Environmental monitoring is an expensive and time-consuming endeavor. One solution: Tap data stored in tweets and Instagram photos to track the health of coral reefs and other marine ecosystems.
(From Oceans Deeply/ by Susanne Becken, Bela Stantic and Rod Connolly) — Social media platforms such as Twitter and Instagram could be a rich source of free information for scientists tasked with monitoring the health of coral reefs and other environmental assets, our new research suggests.
Ecosystems are under pressure all over the world, and monitoring their health is crucial. But scientific monitoring is very expensive, requiring a great deal of expertise, sophisticated instruments and detailed analysis, often in specialized laboratories.
This expense – and the need to educate and engage the public – have helped to fuel the rise of citizen science, in which nonspecialist members of the public help to make observations and compile data.
Our research suggests that the wealth of information posted on social media could be tapped in a similar way. Think of it as citizen science by people who don’t even realize they’re citizen scientists.
Smartphones and mobile internet connections have made it much easier for citizens to help gather scientific information. Examples of environmental monitoring apps include WilddogScan, Marine Debris Tracker, OakMapper and Journey North, which monitors the movements of monarch butterflies.

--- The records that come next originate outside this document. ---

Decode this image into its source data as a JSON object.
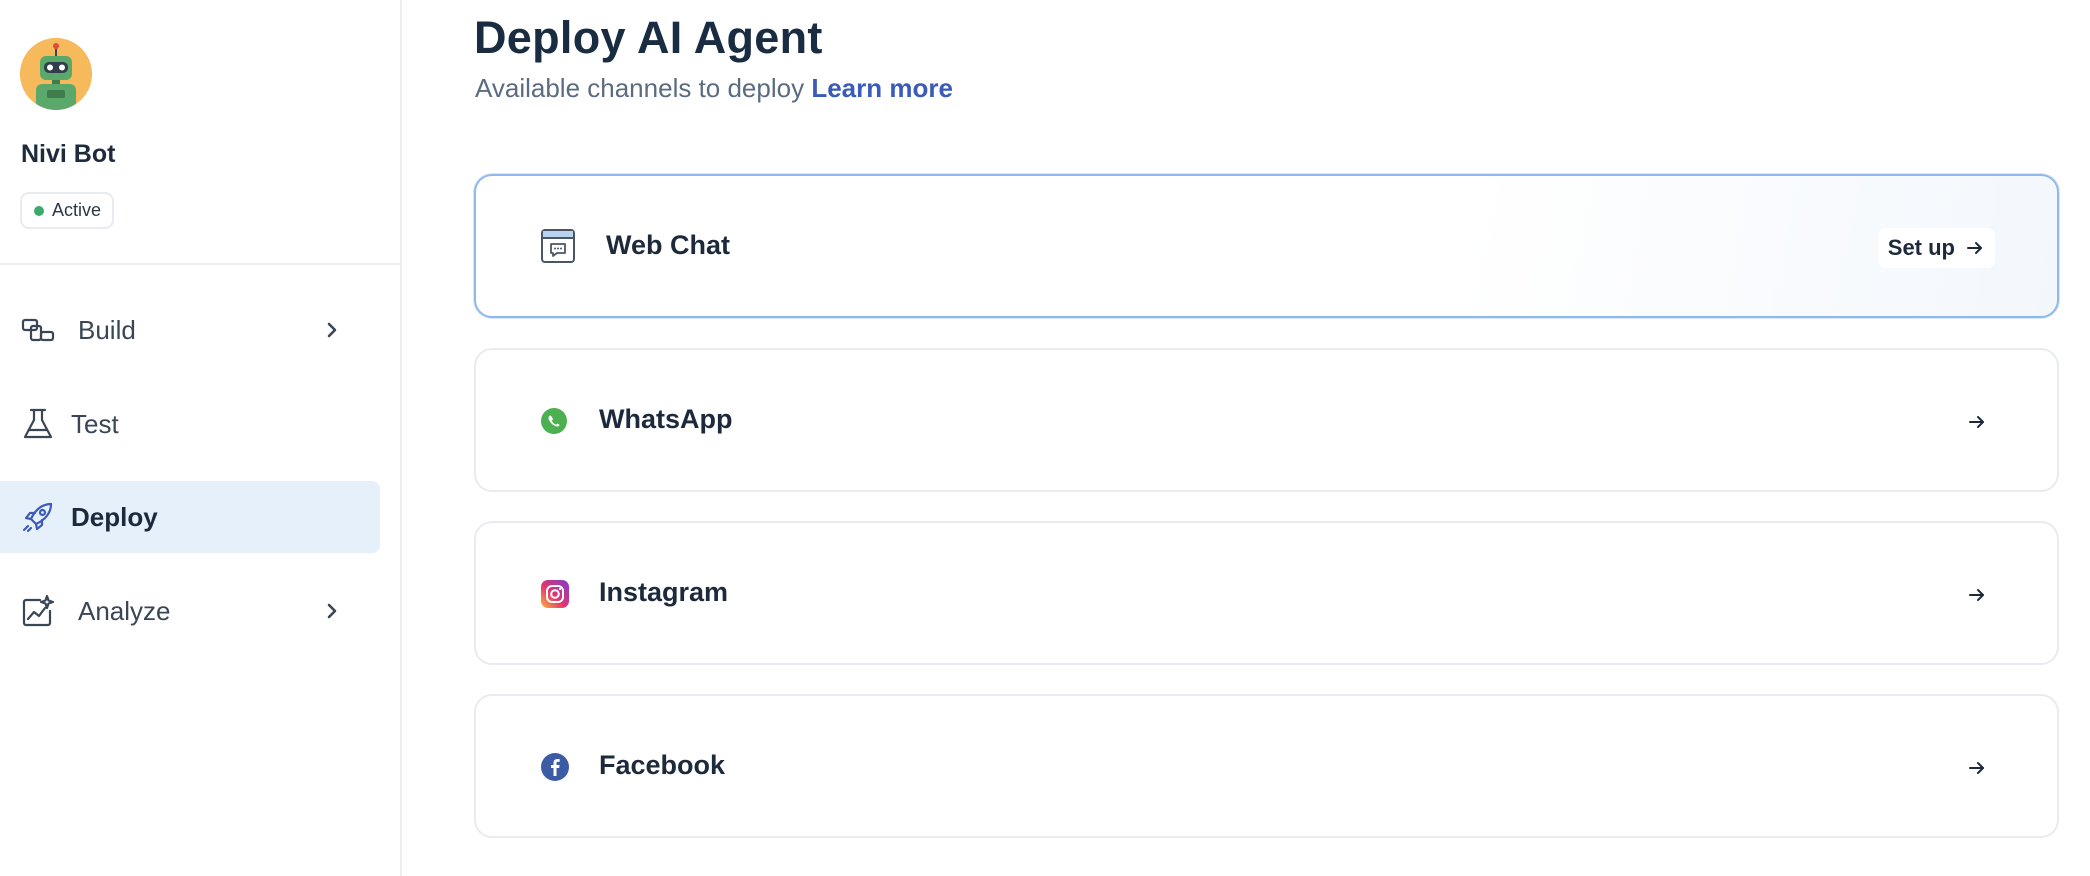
{
  "agent": {
    "name": "Nivi Bot",
    "status": "Active"
  },
  "sidebar": {
    "items": [
      {
        "label": "Build",
        "icon": "blocks-icon",
        "has_chevron": true
      },
      {
        "label": "Test",
        "icon": "flask-icon",
        "has_chevron": false
      },
      {
        "label": "Deploy",
        "icon": "rocket-icon",
        "has_chevron": false,
        "active": true
      },
      {
        "label": "Analyze",
        "icon": "chart-sparkle-icon",
        "has_chevron": true
      }
    ]
  },
  "main": {
    "title": "Deploy AI Agent",
    "subtitle": "Available channels to deploy",
    "learn_more": "Learn more",
    "channels": [
      {
        "label": "Web Chat",
        "icon": "web-chat-icon",
        "action_label": "Set up"
      },
      {
        "label": "WhatsApp",
        "icon": "whatsapp-icon"
      },
      {
        "label": "Instagram",
        "icon": "instagram-icon"
      },
      {
        "label": "Facebook",
        "icon": "facebook-icon"
      }
    ]
  },
  "colors": {
    "accent": "#3a5bb9",
    "active_nav_bg": "#e6f0fb",
    "status_dot": "#3caa6d",
    "selected_border": "#90b8ec",
    "whatsapp": "#4caf50",
    "facebook": "#3b5ba5"
  }
}
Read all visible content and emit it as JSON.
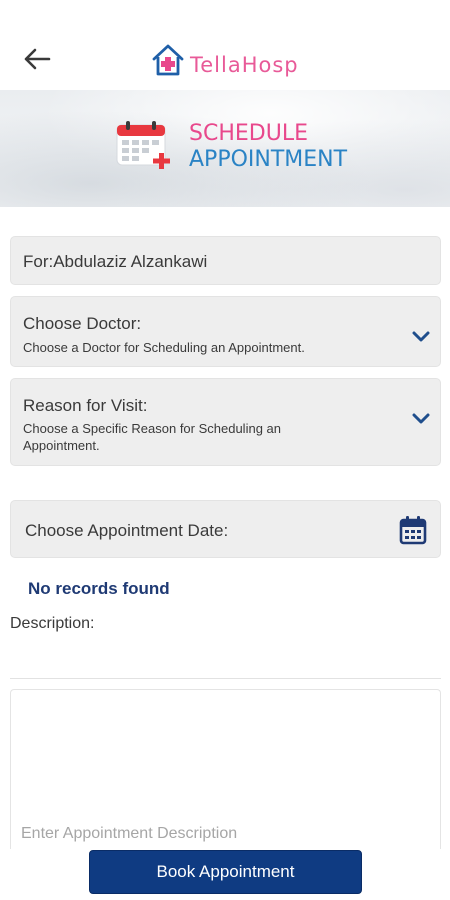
{
  "header": {
    "back_icon": "arrow-left-icon",
    "logo_text": "TellaHosp",
    "logo_icon": "hospital-house-icon"
  },
  "banner": {
    "icon": "calendar-plus-icon",
    "title_line1": "SCHEDULE",
    "title_line2": "APPOINTMENT",
    "colors": {
      "title_line1": "#e8488c",
      "title_line2": "#2a83c5"
    }
  },
  "form": {
    "patient_field": "For:Abdulaziz Alzankawi",
    "doctor_dropdown": {
      "label": "Choose Doctor:",
      "hint": "Choose a Doctor for Scheduling an Appointment.",
      "icon": "chevron-down-icon"
    },
    "reason_dropdown": {
      "label": "Reason for Visit:",
      "hint": "Choose a Specific Reason for Scheduling an Appointment.",
      "icon": "chevron-down-icon"
    },
    "date_field": {
      "label": "Choose Appointment Date:",
      "icon": "calendar-icon"
    },
    "no_records": "No records found",
    "description_label": "Description:",
    "description_placeholder": "Enter Appointment Description"
  },
  "actions": {
    "book_button": "Book Appointment"
  },
  "colors": {
    "primary": "#0f3b82",
    "accent_pink": "#e8488c",
    "accent_blue": "#2a83c5",
    "field_bg": "#eeeeee"
  }
}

Meanwhile, social media platforms such as Facebook, Twitter, Instagram and Flickr host vast amounts of information. While not posted explicitly for environmental monitoring, social media posts from a place like the Great Barrier Reef can contain useful information about the health (or otherwise) of the environment there.

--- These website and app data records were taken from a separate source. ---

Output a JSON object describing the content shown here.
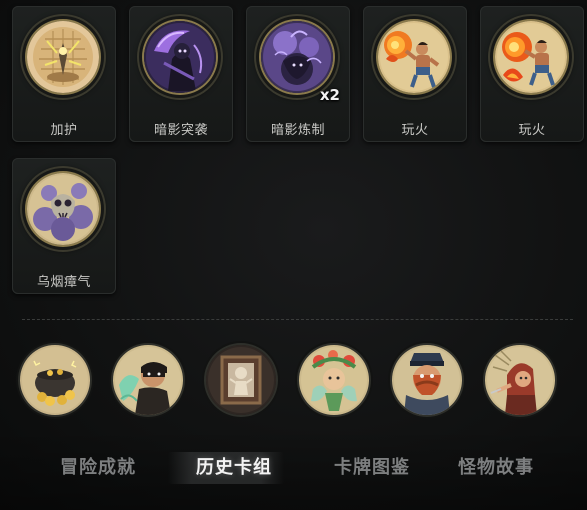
{
  "cards": [
    {
      "name": "加护",
      "icon": "golden-shield-aura-icon",
      "count": ""
    },
    {
      "name": "暗影突袭",
      "icon": "shadow-reaper-icon",
      "count": ""
    },
    {
      "name": "暗影炼制",
      "icon": "shadow-forge-icon",
      "count": "x2"
    },
    {
      "name": "玩火",
      "icon": "fire-brawler-icon",
      "count": ""
    },
    {
      "name": "玩火",
      "icon": "fire-brawler-icon",
      "count": ""
    },
    {
      "name": "乌烟瘴气",
      "icon": "smoke-skull-icon",
      "count": ""
    }
  ],
  "relics": [
    {
      "icon": "treasure-cauldron-icon"
    },
    {
      "icon": "masked-thief-icon"
    },
    {
      "icon": "framed-portrait-icon"
    },
    {
      "icon": "flower-dryad-icon"
    },
    {
      "icon": "mustached-officer-icon"
    },
    {
      "icon": "hooded-rogue-icon"
    }
  ],
  "tabs": [
    {
      "label": "冒险成就",
      "active": false
    },
    {
      "label": "历史卡组",
      "active": true
    },
    {
      "label": "卡牌图鉴",
      "active": false
    },
    {
      "label": "怪物故事",
      "active": false
    }
  ],
  "colors": {
    "background": "#111212",
    "card_frame": "#1e2120",
    "medal_rim": "#8a7a4c",
    "label_text": "#c9c9c6",
    "tab_inactive": "#7d7f80",
    "tab_active": "#f3f3f3"
  }
}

Twitter is a good resource for this type of “human sensing,” because data are freely available and the short posts are relatively easy to process. This approach could be particularly promising for popular places that are visited by many people.
In our research project, we downloaded almost 300,000 tweets posted from the Great Barrier Reef between July 1, 2016, and March 17, 2017.
After filtering for relevant keywords such as “fish,” “coral,” “turtle” or “bleach,” we cut this down to 13,344 potentially useful tweets. Some 61 percent of these tweets had geographic coordinates that allow spatial analysis. The heat map below shows the distribution of our tweets across the region.
Twitter is known as a place for sharing instantaneous opinions, perceptions and experiences. It is therefore reasonable to assume that if someone posts a tweet about the Great Barrier Reef from Cairns they are talking about a nearby part of the reef, so we can use the tweet’s geo-coordinates as indicators of the broad geographic area to which the post is referring. Images associated with such tweets would help to verify this assumption.